Animals are universally disgusting and humans are no exception. While we’ve mastered land, air, and sea, consider the spaces we occupy while we traverse those expanses. Rental cars are returned filled with candy wrappers, spilt soda, and human hair. Uber vehicles are routinely vomited in. The subway is a haven for disease. Airplane interiors experience havoc within the first hour of a flight as the worst of us begin defecating into the seats, too lazy and weak to control ourselves.
Autonomous taxis aren’t likely to endure better treatment. Without a driver present, the urge to have drunken sex will be far too strong — and those odds only increase when you add a second occupant to the equation. With nobody watching, we’ll leave half-consumed hamburgers and cans of sweetened tea on their floors that will roll around and turn the carpet into a sticky magnet for larger pieces of garbage.
Bloomberg speculates the never-ending process of cleaning other people’s filth will cost large firms with autonomous fleets tens of millions of dollars annually. That number swells into the billions when you account for insurance, maintenance, storage, and the accelerated devaluation of such vehicles.
Uber is desperate to make the switch to driverless vehicles as soon as technology allows it, but abandoning the vehicle’s owner could result in unforeseen costs. Since drivers are responsible for their own cars, Uber’s policy is to force passengers who make a mess to foot the cleaning bill. This often results in drivers paying it themselves, especially when there isn’t a standout vomiting incident allowing for easy finger pointing. However, even when there is, it’s notoriously difficult to actually force someone to pay and often times not worth pursuing.
Other firms, like Avis’ ZipCar, have seen their fleets used and abused to a point where it has become difficult to keep up with the necessary cleaning. Its vehicles are stored in various locations throughout multiple cities and can change hands hourly. Finding someone to routinely assure they’re clean inside is next to impossible.
Traditional rental companies spend anywhere from $100 to $300 per vehicle each month while maintaining their fleet. For hourly rentals, that fee is much less predictable.
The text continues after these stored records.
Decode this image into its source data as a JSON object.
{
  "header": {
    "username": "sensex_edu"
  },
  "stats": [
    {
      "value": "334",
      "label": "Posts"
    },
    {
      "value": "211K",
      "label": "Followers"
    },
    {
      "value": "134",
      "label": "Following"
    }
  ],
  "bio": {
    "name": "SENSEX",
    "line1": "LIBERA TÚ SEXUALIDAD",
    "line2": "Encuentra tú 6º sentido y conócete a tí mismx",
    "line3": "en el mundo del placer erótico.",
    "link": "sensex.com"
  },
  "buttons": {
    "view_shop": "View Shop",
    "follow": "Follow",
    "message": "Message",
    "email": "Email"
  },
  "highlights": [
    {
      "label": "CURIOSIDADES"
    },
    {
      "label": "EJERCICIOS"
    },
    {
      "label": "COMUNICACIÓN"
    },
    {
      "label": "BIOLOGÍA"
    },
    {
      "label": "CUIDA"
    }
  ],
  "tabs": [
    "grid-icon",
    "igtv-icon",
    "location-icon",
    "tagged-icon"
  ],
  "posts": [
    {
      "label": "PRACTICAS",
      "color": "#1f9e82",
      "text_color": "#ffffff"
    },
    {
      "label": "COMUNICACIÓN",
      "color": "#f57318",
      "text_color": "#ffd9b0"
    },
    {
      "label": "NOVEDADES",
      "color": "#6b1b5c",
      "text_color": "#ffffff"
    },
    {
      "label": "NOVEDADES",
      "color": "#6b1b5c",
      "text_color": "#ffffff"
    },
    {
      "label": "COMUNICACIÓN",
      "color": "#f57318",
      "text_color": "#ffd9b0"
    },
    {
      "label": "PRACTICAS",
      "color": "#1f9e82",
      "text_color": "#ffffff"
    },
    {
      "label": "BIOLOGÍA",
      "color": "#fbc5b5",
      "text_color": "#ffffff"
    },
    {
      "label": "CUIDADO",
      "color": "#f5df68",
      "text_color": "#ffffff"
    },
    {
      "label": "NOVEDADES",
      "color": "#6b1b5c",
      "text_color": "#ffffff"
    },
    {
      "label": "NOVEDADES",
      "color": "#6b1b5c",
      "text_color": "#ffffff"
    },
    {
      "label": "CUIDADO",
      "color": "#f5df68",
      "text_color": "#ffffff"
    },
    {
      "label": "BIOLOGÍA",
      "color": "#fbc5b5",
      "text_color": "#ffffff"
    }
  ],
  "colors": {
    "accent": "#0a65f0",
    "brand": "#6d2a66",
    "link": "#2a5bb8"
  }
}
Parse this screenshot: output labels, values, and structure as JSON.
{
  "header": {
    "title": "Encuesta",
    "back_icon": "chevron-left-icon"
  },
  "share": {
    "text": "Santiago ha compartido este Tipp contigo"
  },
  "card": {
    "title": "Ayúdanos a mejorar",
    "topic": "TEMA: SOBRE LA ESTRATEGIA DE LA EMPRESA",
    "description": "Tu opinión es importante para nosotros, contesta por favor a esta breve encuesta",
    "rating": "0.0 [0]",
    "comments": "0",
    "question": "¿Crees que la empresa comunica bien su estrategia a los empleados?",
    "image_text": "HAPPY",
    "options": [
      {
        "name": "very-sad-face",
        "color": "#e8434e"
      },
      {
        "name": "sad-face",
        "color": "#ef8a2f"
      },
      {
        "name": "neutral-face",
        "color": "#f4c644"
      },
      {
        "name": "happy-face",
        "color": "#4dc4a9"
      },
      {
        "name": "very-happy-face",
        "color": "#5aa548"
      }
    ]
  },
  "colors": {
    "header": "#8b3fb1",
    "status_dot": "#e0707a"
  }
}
General Motors’ Maven arm, which competes with Zipcar and leases vehicles to both Uber and Lyft drivers, has begun studying how much abuse ride-share vehicles take. In addition to the wear, tear, and grime left in the wake of inconsiderate customers, the costs for parking and insurance will be significant — especially in the major metropolitan areas where such services are more popular.